Return an exact copy of the entries, skipping any picture you find.
= = = =
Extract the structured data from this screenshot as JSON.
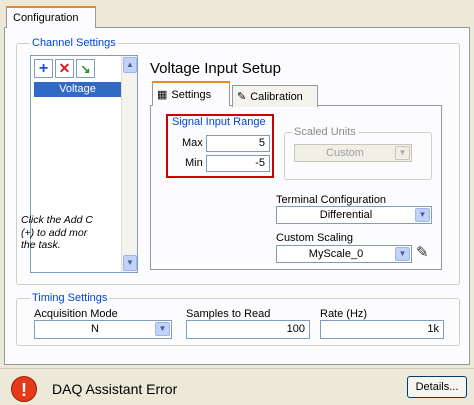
{
  "top_tab": "Configuration",
  "channel_settings": {
    "legend": "Channel Settings",
    "channels": [
      "Voltage"
    ],
    "note": "Click the Add C\n(+) to add mor\nthe task."
  },
  "setup_title": "Voltage Input Setup",
  "tabs": [
    "Settings",
    "Calibration"
  ],
  "signal_input_range": {
    "legend": "Signal Input Range",
    "max_label": "Max",
    "max_value": "5",
    "min_label": "Min",
    "min_value": "-5"
  },
  "scaled_units": {
    "legend": "Scaled Units",
    "value": "Custom"
  },
  "terminal_configuration": {
    "label": "Terminal Configuration",
    "value": "Differential"
  },
  "custom_scaling": {
    "label": "Custom Scaling",
    "value": "MyScale_0"
  },
  "timing_settings": {
    "legend": "Timing Settings",
    "acquisition_mode": {
      "label": "Acquisition Mode",
      "value": "N"
    },
    "samples_to_read": {
      "label": "Samples to Read",
      "value": "100"
    },
    "rate": {
      "label": "Rate (Hz)",
      "value": "1k"
    }
  },
  "error": {
    "title": "DAQ Assistant Error",
    "details_button": "Details..."
  }
}
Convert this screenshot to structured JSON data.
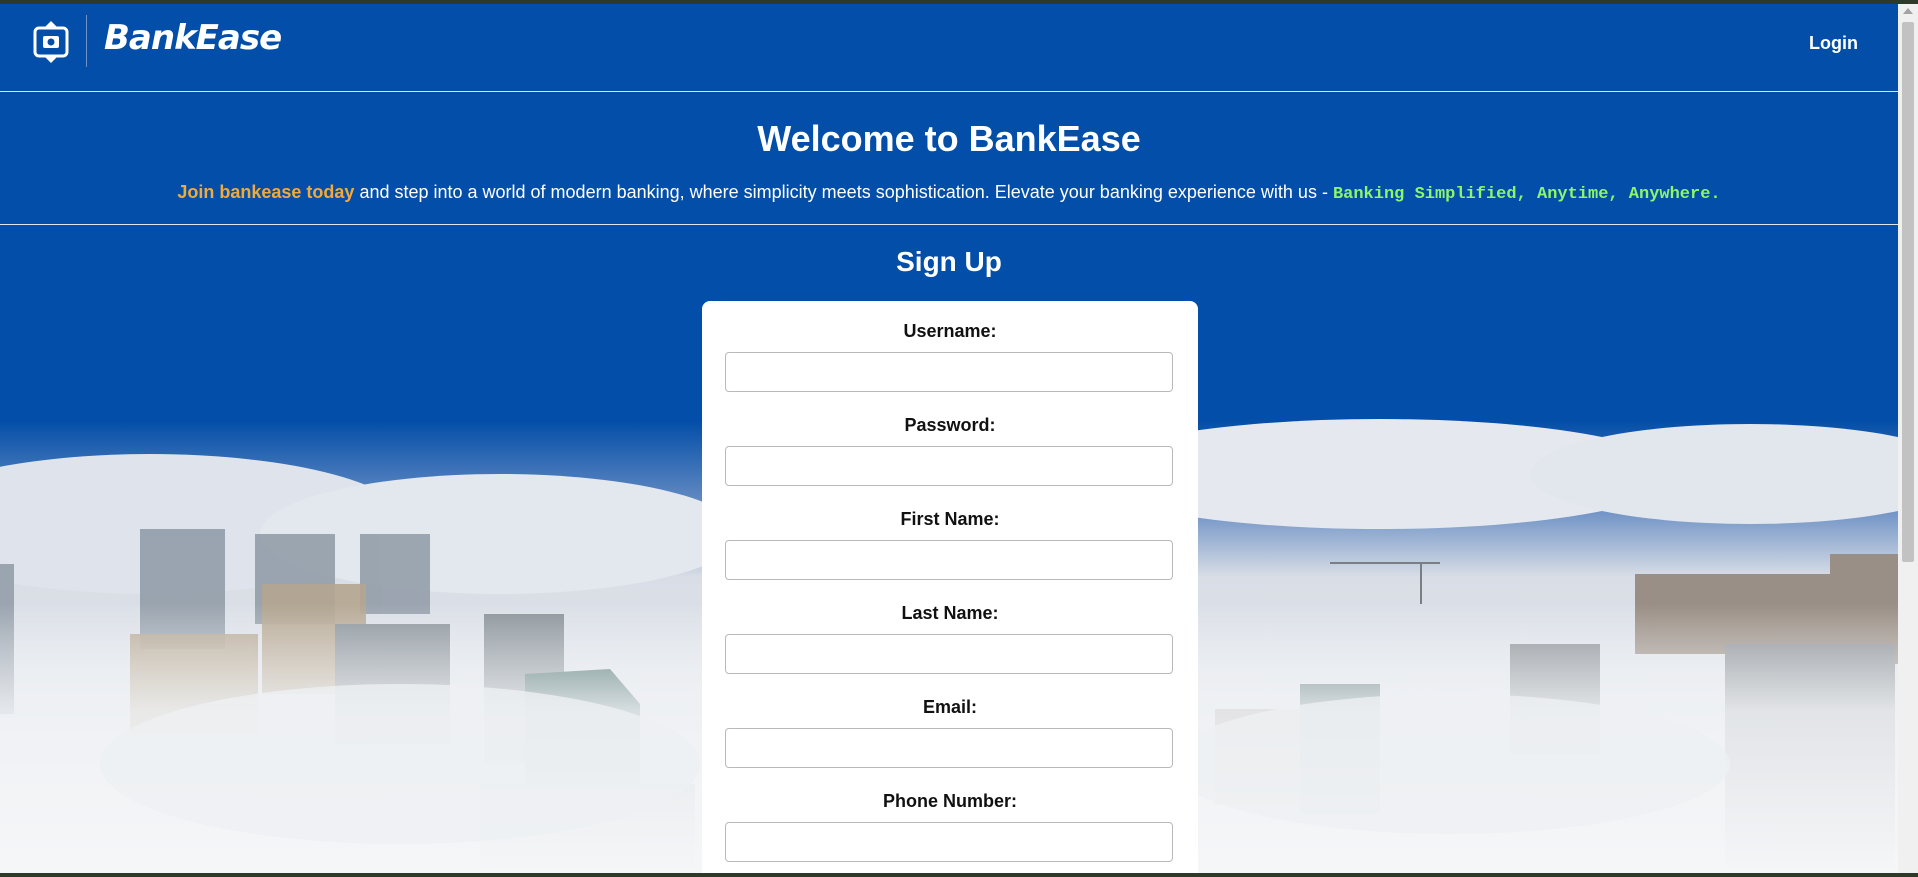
{
  "header": {
    "brand": "BankEase",
    "login_label": "Login"
  },
  "hero": {
    "title": "Welcome to BankEase",
    "join_text": "Join bankease today",
    "body_text": " and step into a world of modern banking, where simplicity meets sophistication. Elevate your banking experience with us - ",
    "motto": "Banking Simplified, Anytime, Anywhere",
    "period": "."
  },
  "signup": {
    "title": "Sign Up",
    "fields": [
      {
        "label": "Username:",
        "value": ""
      },
      {
        "label": "Password:",
        "value": ""
      },
      {
        "label": "First Name:",
        "value": ""
      },
      {
        "label": "Last Name:",
        "value": ""
      },
      {
        "label": "Email:",
        "value": ""
      },
      {
        "label": "Phone Number:",
        "value": ""
      }
    ]
  },
  "colors": {
    "primary_blue": "#034ea8",
    "join_orange": "#f2a93b",
    "motto_green": "#8cf56a"
  }
}
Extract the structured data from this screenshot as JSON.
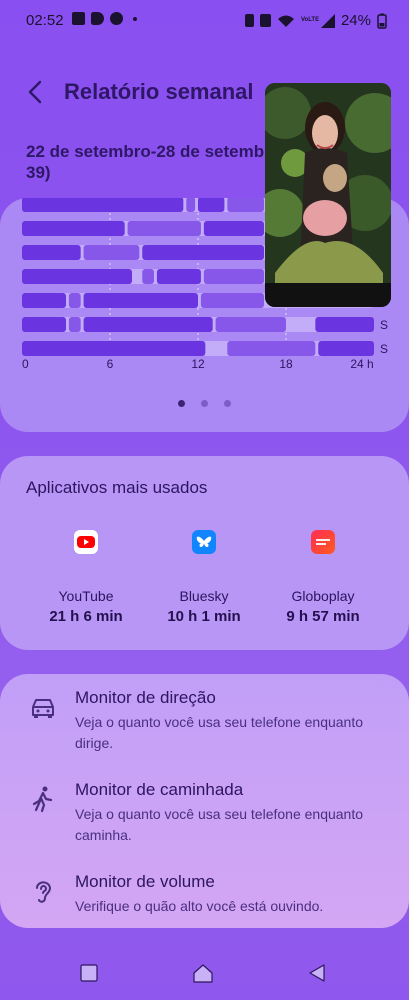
{
  "status_bar": {
    "time": "02:52",
    "battery": "24%",
    "network_label": "VoLTE"
  },
  "header": {
    "title": "Relatório semanal",
    "back_icon": "chevron-left-icon"
  },
  "date_range": {
    "line1": "22 de setembro-28 de setemb",
    "line2": "39)"
  },
  "chart_data": {
    "type": "timeline",
    "x_ticks": [
      "0",
      "6",
      "12",
      "18",
      "24 h"
    ],
    "xlim": [
      0,
      24
    ],
    "row_labels": [
      "",
      "",
      "",
      "",
      "",
      "S",
      "S"
    ],
    "rows": [
      [
        [
          0,
          11
        ],
        [
          11.2,
          11.8
        ],
        [
          12,
          13.8
        ],
        [
          14,
          16.5
        ]
      ],
      [
        [
          0,
          7
        ],
        [
          7.2,
          12.2
        ],
        [
          12.4,
          16.5
        ]
      ],
      [
        [
          0,
          4
        ],
        [
          4.2,
          8
        ],
        [
          8.2,
          16.5
        ]
      ],
      [
        [
          0,
          7.5
        ],
        [
          8.2,
          9
        ],
        [
          9.2,
          12.2
        ],
        [
          12.4,
          16.5
        ]
      ],
      [
        [
          0,
          3
        ],
        [
          3.2,
          4
        ],
        [
          4.2,
          12
        ],
        [
          12.2,
          16.5
        ]
      ],
      [
        [
          0,
          3
        ],
        [
          3.2,
          4
        ],
        [
          4.2,
          13
        ],
        [
          13.2,
          18
        ],
        [
          20,
          24
        ]
      ],
      [
        [
          0,
          12.5
        ],
        [
          14,
          20
        ],
        [
          20.2,
          24
        ]
      ]
    ],
    "colors": {
      "usage": "#6a35e0",
      "light": "#8757ea",
      "track": "#c3acf8"
    },
    "page_dots": 3,
    "active_page": 0
  },
  "most_used": {
    "title": "Aplicativos mais usados",
    "apps": [
      {
        "name": "YouTube",
        "time": "21 h 6 min",
        "icon": "youtube-icon",
        "color": "#ff0000"
      },
      {
        "name": "Bluesky",
        "time": "10 h 1 min",
        "icon": "bluesky-icon",
        "color": "#1185fe"
      },
      {
        "name": "Globoplay",
        "time": "9 h 57 min",
        "icon": "globoplay-icon",
        "color": "#ff3c4b"
      }
    ]
  },
  "monitors": [
    {
      "title": "Monitor de direção",
      "desc": "Veja o quanto você usa seu telefone enquanto dirige.",
      "icon": "car-icon"
    },
    {
      "title": "Monitor de caminhada",
      "desc": "Veja o quanto você usa seu telefone enquanto caminha.",
      "icon": "walking-icon"
    },
    {
      "title": "Monitor de volume",
      "desc": "Verifique o quão alto você está ouvindo.",
      "icon": "ear-icon"
    }
  ],
  "nav": {
    "recents": "recents-icon",
    "home": "home-icon",
    "back": "back-icon"
  }
}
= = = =
_Exercise answer:_
Extract the structured data from this screenshot as JSON.
{
  "top_tab": "Configuration",
  "channel_settings": {
    "legend": "Channel Settings",
    "channels": [
      "Voltage"
    ],
    "note": "Click the Add C\n(+) to add mor\nthe task."
  },
  "setup_title": "Voltage Input Setup",
  "tabs": [
    "Settings",
    "Calibration"
  ],
  "signal_input_range": {
    "legend": "Signal Input Range",
    "max_label": "Max",
    "max_value": "5",
    "min_label": "Min",
    "min_value": "-5"
  },
  "scaled_units": {
    "legend": "Scaled Units",
    "value": "Custom"
  },
  "terminal_configuration": {
    "label": "Terminal Configuration",
    "value": "Differential"
  },
  "custom_scaling": {
    "label": "Custom Scaling",
    "value": "MyScale_0"
  },
  "timing_settings": {
    "legend": "Timing Settings",
    "acquisition_mode": {
      "label": "Acquisition Mode",
      "value": "N"
    },
    "samples_to_read": {
      "label": "Samples to Read",
      "value": "100"
    },
    "rate": {
      "label": "Rate (Hz)",
      "value": "1k"
    }
  },
  "error": {
    "title": "DAQ Assistant Error",
    "details_button": "Details..."
  }
}
Convert this screenshot to structured JSON data.
{
  "header": {
    "brand": "BankEase",
    "login_label": "Login"
  },
  "hero": {
    "title": "Welcome to BankEase",
    "join_text": "Join bankease today",
    "body_text": " and step into a world of modern banking, where simplicity meets sophistication. Elevate your banking experience with us - ",
    "motto": "Banking Simplified, Anytime, Anywhere",
    "period": "."
  },
  "signup": {
    "title": "Sign Up",
    "fields": [
      {
        "label": "Username:",
        "value": ""
      },
      {
        "label": "Password:",
        "value": ""
      },
      {
        "label": "First Name:",
        "value": ""
      },
      {
        "label": "Last Name:",
        "value": ""
      },
      {
        "label": "Email:",
        "value": ""
      },
      {
        "label": "Phone Number:",
        "value": ""
      }
    ]
  },
  "colors": {
    "primary_blue": "#034ea8",
    "join_orange": "#f2a93b",
    "motto_green": "#8cf56a"
  }
}
Extract the structured data from this screenshot as JSON.
{
  "status_bar": {
    "time": "02:52",
    "battery": "24%",
    "network_label": "VoLTE"
  },
  "header": {
    "title": "Relatório semanal",
    "back_icon": "chevron-left-icon"
  },
  "date_range": {
    "line1": "22 de setembro-28 de setemb",
    "line2": "39)"
  },
  "chart_data": {
    "type": "timeline",
    "x_ticks": [
      "0",
      "6",
      "12",
      "18",
      "24 h"
    ],
    "xlim": [
      0,
      24
    ],
    "row_labels": [
      "",
      "",
      "",
      "",
      "",
      "S",
      "S"
    ],
    "rows": [
      [
        [
          0,
          11
        ],
        [
          11.2,
          11.8
        ],
        [
          12,
          13.8
        ],
        [
          14,
          16.5
        ]
      ],
      [
        [
          0,
          7
        ],
        [
          7.2,
          12.2
        ],
        [
          12.4,
          16.5
        ]
      ],
      [
        [
          0,
          4
        ],
        [
          4.2,
          8
        ],
        [
          8.2,
          16.5
        ]
      ],
      [
        [
          0,
          7.5
        ],
        [
          8.2,
          9
        ],
        [
          9.2,
          12.2
        ],
        [
          12.4,
          16.5
        ]
      ],
      [
        [
          0,
          3
        ],
        [
          3.2,
          4
        ],
        [
          4.2,
          12
        ],
        [
          12.2,
          16.5
        ]
      ],
      [
        [
          0,
          3
        ],
        [
          3.2,
          4
        ],
        [
          4.2,
          13
        ],
        [
          13.2,
          18
        ],
        [
          20,
          24
        ]
      ],
      [
        [
          0,
          12.5
        ],
        [
          14,
          20
        ],
        [
          20.2,
          24
        ]
      ]
    ],
    "colors": {
      "usage": "#6a35e0",
      "light": "#8757ea",
      "track": "#c3acf8"
    },
    "page_dots": 3,
    "active_page": 0
  },
  "most_used": {
    "title": "Aplicativos mais usados",
    "apps": [
      {
        "name": "YouTube",
        "time": "21 h 6 min",
        "icon": "youtube-icon",
        "color": "#ff0000"
      },
      {
        "name": "Bluesky",
        "time": "10 h 1 min",
        "icon": "bluesky-icon",
        "color": "#1185fe"
      },
      {
        "name": "Globoplay",
        "time": "9 h 57 min",
        "icon": "globoplay-icon",
        "color": "#ff3c4b"
      }
    ]
  },
  "monitors": [
    {
      "title": "Monitor de direção",
      "desc": "Veja o quanto você usa seu telefone enquanto dirige.",
      "icon": "car-icon"
    },
    {
      "title": "Monitor de caminhada",
      "desc": "Veja o quanto você usa seu telefone enquanto caminha.",
      "icon": "walking-icon"
    },
    {
      "title": "Monitor de volume",
      "desc": "Verifique o quão alto você está ouvindo.",
      "icon": "ear-icon"
    }
  ],
  "nav": {
    "recents": "recents-icon",
    "home": "home-icon",
    "back": "back-icon"
  }
}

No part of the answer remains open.